Soon after, he co-founded Heel 2 Heal Therapy Dogs, a nonprofit organization that sends teams of volunteer therapy dogs to medical and other centers across South Florida, including the Richter Library. at the University, where stressed-out students facing final exams were overjoyed to see Dash last week. Galea also obtained her certifications as a professional dog trainer and canine behavior consultant and started her own personal dog training business. Then, slowly but surely, he began to doubt his intention to pursue a career in medicine.

Graduate student Rebecca Vargas has a stress relief visit with Dash during Finals week.

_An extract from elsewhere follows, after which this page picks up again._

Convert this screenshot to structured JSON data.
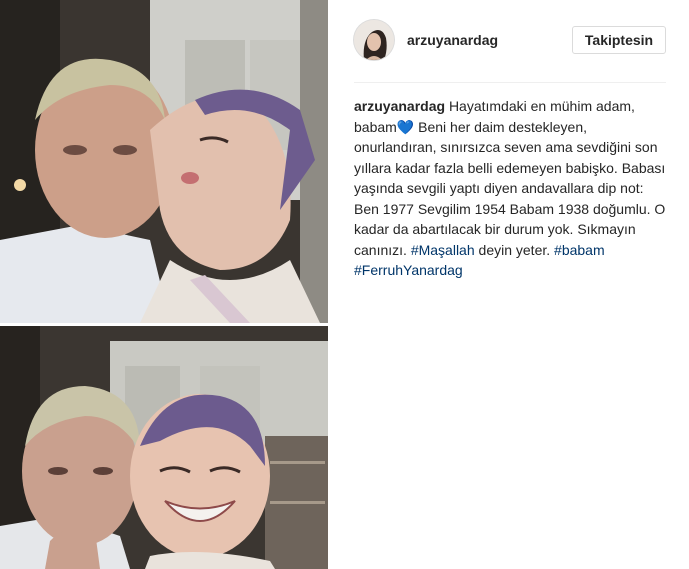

“It took a long time for me because I had invested so much in it and felt like I was quitting,” said Galea. “But I couldn’t stop taking the training because it’s teaching. And I love to teach. And dogs are super fun, and I love the psychology and science behind their training. But there wasn’t a lot of money in it, and it wasn’t glamorous.

Eventually, this apology made Galea realize that he was pursuing medicine for the wrong reasons and, intrigued by Miami’s booming startup ecosystem, he decided to get his MBA and become an expert. in venture capital (VC). But, as he helped develop the initial screening processes for early stage startups in the inaugural ‘Cane Angel Network’ class, he kept his idea for Snoot in his back pocket and continued to refine it as it went. as he spoke to more and more professors.

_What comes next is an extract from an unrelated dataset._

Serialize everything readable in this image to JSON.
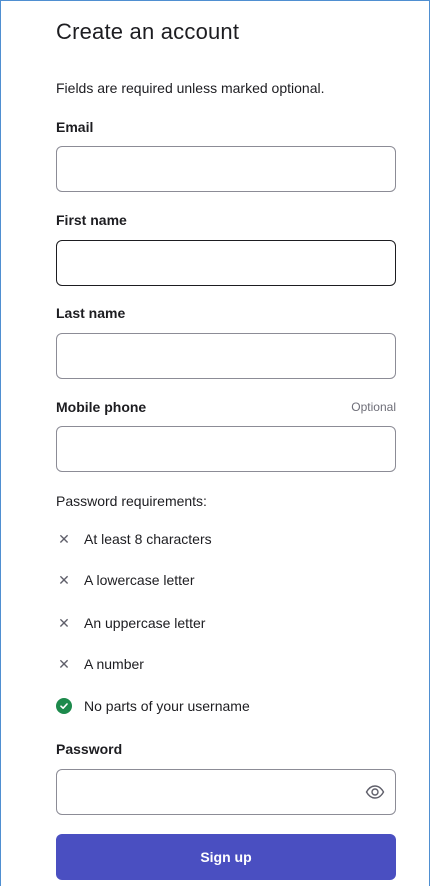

Then, as an active member of the Graduate Students Association (GSA) and representative of graduate students on the board, Galea began to organize and moderate a series of networks between alumni and members of the GSA. This is how he met his fellow double alumnus David Mullings, founder of Blue Mahoe Capital, a predominantly Caribbean-focused investment firm, who was happy to share his experiences with GSA and possibly help to realign Galea’s priorities.

After getting his MBA, Galea reached out to Mullings, believing he would be a good contact for VC jobs. But when Galea mentioned this “side little thing” he was working on, Mullings encouraged him to forget about VC and follow his heart. “It was clear he had a solution to a problem that would improve people’s lives, but more importantly, he was passionate about it,” Mullings said. “And that’s why his business model has the potential for success, because it’s scalable and he has a passion for overcoming the potholes and potholes he will face. ”

He also has Dash, who taught him other invaluable lessons. “He gave me so much more than what I was looking for,” said Galea. “He taught me the joy of playing with dogs and making a living doing it.”